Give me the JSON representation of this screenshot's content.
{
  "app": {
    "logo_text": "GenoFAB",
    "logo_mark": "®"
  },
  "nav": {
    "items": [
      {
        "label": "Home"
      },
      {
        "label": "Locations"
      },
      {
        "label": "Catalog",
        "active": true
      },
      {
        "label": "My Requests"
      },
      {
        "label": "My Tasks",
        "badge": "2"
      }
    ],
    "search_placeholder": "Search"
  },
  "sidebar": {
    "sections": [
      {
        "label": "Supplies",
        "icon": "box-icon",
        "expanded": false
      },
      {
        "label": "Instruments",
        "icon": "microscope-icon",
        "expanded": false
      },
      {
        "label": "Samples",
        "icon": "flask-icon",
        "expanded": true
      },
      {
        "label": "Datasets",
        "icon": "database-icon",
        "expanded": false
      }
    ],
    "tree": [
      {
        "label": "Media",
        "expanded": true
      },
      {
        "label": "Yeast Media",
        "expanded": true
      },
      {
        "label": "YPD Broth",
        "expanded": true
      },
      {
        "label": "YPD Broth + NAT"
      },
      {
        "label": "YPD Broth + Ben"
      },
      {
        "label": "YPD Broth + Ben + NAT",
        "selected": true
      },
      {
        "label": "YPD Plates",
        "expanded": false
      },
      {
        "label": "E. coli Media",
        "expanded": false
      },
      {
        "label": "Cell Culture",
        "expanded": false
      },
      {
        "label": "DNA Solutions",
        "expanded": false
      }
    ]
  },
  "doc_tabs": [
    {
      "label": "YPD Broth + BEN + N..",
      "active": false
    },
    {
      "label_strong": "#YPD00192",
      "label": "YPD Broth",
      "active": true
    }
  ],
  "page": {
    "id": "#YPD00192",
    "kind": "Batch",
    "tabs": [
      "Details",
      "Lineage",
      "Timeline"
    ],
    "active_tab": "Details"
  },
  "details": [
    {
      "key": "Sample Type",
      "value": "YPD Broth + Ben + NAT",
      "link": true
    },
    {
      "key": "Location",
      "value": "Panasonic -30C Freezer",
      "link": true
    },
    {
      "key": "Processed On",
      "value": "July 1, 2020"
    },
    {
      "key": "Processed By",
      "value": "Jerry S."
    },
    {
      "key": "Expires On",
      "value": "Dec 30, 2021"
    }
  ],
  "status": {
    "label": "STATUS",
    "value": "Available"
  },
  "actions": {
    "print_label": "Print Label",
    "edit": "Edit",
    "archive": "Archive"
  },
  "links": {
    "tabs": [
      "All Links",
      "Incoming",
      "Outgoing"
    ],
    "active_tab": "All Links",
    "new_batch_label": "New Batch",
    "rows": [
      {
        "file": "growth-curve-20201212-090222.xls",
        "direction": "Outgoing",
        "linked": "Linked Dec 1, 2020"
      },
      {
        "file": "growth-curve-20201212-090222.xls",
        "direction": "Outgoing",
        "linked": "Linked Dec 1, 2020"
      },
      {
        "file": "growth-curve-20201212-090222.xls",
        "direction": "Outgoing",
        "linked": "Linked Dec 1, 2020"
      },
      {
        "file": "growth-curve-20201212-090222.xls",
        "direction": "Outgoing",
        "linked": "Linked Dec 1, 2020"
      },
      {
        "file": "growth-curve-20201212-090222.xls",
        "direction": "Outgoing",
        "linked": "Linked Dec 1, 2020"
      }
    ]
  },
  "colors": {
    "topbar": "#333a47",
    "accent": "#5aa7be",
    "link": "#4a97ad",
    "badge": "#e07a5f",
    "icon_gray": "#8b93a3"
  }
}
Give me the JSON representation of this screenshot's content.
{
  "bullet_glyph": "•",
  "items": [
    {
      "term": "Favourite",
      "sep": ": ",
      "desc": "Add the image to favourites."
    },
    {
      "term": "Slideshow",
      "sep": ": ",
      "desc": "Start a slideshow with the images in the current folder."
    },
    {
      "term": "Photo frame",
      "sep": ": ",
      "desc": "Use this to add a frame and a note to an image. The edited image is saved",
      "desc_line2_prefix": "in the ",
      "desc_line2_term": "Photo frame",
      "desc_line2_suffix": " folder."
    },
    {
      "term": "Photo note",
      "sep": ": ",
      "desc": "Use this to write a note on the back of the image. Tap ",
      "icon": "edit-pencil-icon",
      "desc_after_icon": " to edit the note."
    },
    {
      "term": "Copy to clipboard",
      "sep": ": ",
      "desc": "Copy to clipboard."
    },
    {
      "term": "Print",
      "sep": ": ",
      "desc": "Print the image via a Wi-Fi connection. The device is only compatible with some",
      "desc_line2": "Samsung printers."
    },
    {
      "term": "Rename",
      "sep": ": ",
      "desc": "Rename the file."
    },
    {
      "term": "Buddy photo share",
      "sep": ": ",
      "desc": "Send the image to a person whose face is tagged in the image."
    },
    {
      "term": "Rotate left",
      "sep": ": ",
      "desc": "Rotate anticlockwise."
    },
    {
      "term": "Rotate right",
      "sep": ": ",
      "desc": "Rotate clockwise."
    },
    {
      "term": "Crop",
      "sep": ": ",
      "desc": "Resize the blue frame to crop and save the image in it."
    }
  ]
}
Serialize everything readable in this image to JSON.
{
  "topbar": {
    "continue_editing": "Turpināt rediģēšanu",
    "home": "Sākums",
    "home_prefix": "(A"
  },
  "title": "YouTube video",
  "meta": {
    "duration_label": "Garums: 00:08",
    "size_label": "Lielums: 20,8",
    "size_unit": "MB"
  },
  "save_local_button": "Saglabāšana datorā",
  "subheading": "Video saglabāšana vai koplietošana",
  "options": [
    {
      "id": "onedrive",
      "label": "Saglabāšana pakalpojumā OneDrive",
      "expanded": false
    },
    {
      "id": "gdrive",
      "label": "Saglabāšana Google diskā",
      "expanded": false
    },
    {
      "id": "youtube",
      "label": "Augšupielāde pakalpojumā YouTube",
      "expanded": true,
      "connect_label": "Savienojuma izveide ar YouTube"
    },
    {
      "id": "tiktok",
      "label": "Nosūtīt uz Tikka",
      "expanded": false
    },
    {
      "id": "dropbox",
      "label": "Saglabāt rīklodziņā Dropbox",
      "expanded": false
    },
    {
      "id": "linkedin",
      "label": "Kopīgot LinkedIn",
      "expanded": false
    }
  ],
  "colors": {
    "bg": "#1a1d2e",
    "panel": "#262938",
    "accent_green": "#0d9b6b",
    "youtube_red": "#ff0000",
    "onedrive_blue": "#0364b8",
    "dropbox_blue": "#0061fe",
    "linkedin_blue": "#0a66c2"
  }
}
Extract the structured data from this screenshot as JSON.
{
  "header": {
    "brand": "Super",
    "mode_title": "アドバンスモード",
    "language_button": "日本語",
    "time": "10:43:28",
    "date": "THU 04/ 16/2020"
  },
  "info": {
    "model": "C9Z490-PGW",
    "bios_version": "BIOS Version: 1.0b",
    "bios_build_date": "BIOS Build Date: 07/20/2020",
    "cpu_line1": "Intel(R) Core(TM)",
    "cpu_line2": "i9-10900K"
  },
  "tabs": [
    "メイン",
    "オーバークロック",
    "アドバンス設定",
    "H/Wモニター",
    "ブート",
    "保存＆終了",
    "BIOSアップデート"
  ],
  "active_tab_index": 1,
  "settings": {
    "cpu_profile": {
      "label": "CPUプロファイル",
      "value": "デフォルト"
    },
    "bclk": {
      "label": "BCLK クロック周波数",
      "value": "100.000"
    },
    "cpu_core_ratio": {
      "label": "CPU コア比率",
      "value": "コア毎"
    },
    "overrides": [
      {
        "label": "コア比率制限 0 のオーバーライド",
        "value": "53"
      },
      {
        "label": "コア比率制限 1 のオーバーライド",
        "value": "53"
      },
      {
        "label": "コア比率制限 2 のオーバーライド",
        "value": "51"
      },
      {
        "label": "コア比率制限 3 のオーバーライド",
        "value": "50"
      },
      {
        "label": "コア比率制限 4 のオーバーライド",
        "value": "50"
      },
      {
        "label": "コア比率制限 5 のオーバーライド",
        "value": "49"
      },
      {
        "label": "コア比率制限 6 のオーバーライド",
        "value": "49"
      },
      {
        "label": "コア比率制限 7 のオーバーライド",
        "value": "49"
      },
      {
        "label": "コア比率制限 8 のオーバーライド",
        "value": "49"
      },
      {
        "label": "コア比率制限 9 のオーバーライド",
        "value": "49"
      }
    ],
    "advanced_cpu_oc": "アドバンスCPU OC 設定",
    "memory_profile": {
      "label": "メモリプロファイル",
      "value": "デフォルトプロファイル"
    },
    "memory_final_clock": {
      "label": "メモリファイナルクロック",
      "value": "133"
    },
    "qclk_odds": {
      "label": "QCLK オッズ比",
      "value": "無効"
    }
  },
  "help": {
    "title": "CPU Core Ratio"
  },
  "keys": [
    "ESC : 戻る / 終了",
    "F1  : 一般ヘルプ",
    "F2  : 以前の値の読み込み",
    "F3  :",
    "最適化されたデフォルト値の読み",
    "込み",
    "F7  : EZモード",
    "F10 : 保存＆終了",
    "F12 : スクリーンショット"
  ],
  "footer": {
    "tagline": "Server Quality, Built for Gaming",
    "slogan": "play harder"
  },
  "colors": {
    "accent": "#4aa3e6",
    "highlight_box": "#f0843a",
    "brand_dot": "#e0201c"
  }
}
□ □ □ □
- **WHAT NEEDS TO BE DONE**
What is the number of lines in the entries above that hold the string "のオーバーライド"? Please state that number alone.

- **FINISHED TASK**
10